(Raw data Opens)
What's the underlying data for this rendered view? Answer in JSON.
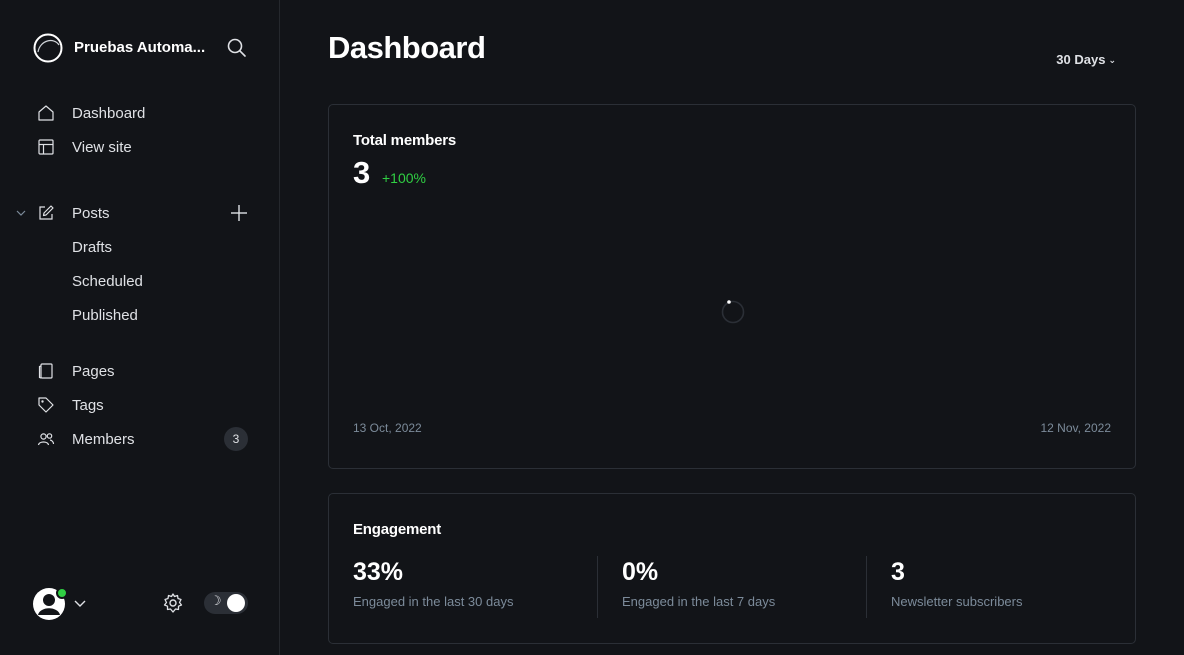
{
  "sidebar": {
    "brand_name": "Pruebas Automa...",
    "nav_primary": [
      {
        "label": "Dashboard",
        "icon": "home-icon"
      },
      {
        "label": "View site",
        "icon": "layout-icon"
      }
    ],
    "posts": {
      "label": "Posts",
      "icon": "pencil-icon",
      "sub": [
        "Drafts",
        "Scheduled",
        "Published"
      ]
    },
    "nav_secondary": [
      {
        "label": "Pages",
        "icon": "page-icon"
      },
      {
        "label": "Tags",
        "icon": "tag-icon"
      },
      {
        "label": "Members",
        "icon": "members-icon",
        "badge": "3"
      }
    ],
    "footer": {
      "theme_toggle_symbol": "☽",
      "status_color": "#30cf43"
    }
  },
  "header": {
    "title": "Dashboard",
    "range_label": "30 Days",
    "range_caret": "⌄"
  },
  "members_card": {
    "title": "Total members",
    "value": "3",
    "delta": "+100%",
    "start_date": "13 Oct, 2022",
    "end_date": "12 Nov, 2022",
    "delta_color": "#30cf43"
  },
  "engagement_card": {
    "title": "Engagement",
    "stats": [
      {
        "value": "33%",
        "label": "Engaged in the last 30 days"
      },
      {
        "value": "0%",
        "label": "Engaged in the last 7 days"
      },
      {
        "value": "3",
        "label": "Newsletter subscribers"
      }
    ]
  }
}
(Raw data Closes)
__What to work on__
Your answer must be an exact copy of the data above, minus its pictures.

__Exercise answer__
What's the underlying data for this rendered view? Answer in JSON.
{
  "sidebar": {
    "brand_name": "Pruebas Automa...",
    "nav_primary": [
      {
        "label": "Dashboard",
        "icon": "home-icon"
      },
      {
        "label": "View site",
        "icon": "layout-icon"
      }
    ],
    "posts": {
      "label": "Posts",
      "icon": "pencil-icon",
      "sub": [
        "Drafts",
        "Scheduled",
        "Published"
      ]
    },
    "nav_secondary": [
      {
        "label": "Pages",
        "icon": "page-icon"
      },
      {
        "label": "Tags",
        "icon": "tag-icon"
      },
      {
        "label": "Members",
        "icon": "members-icon",
        "badge": "3"
      }
    ],
    "footer": {
      "theme_toggle_symbol": "☽",
      "status_color": "#30cf43"
    }
  },
  "header": {
    "title": "Dashboard",
    "range_label": "30 Days",
    "range_caret": "⌄"
  },
  "members_card": {
    "title": "Total members",
    "value": "3",
    "delta": "+100%",
    "start_date": "13 Oct, 2022",
    "end_date": "12 Nov, 2022",
    "delta_color": "#30cf43"
  },
  "engagement_card": {
    "title": "Engagement",
    "stats": [
      {
        "value": "33%",
        "label": "Engaged in the last 30 days"
      },
      {
        "value": "0%",
        "label": "Engaged in the last 7 days"
      },
      {
        "value": "3",
        "label": "Newsletter subscribers"
      }
    ]
  }
}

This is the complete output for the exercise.